━━━━━ PROVIDED DATA

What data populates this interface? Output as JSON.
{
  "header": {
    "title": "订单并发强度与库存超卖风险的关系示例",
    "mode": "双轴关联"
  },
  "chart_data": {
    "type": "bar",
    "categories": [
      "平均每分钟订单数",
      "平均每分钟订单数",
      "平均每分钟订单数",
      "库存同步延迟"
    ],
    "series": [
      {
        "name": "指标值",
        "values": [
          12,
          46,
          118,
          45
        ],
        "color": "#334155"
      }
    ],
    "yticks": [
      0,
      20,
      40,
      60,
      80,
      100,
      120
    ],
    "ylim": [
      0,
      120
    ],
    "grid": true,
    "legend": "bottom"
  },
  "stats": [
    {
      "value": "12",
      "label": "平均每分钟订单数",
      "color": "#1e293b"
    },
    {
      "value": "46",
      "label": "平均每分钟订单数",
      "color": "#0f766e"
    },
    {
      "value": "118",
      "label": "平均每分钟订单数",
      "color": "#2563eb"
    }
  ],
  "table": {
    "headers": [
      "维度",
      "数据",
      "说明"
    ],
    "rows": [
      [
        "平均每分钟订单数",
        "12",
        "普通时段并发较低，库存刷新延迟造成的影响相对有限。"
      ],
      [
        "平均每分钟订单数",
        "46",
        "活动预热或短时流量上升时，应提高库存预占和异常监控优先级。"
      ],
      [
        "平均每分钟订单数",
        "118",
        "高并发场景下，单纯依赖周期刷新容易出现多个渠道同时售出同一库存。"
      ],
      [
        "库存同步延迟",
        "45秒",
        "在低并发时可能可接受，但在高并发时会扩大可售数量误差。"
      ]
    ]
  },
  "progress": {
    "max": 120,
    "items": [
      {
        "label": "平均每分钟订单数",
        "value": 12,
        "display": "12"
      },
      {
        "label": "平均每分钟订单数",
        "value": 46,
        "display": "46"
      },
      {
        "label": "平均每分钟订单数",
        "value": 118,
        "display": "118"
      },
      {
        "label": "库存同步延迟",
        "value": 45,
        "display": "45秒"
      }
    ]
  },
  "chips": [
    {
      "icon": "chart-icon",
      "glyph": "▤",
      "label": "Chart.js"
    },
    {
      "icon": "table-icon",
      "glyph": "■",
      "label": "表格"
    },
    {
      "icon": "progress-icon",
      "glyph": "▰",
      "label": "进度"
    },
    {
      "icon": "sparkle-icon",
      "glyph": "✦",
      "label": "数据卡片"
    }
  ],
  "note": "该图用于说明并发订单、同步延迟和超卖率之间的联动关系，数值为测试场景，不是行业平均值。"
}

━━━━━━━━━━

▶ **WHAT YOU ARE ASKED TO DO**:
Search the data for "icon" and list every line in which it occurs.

▶ **TASK OUTPUT**:
      "icon": "chart-icon",
      "icon": "table-icon",
      "icon": "progress-icon",
      "icon": "sparkle-icon",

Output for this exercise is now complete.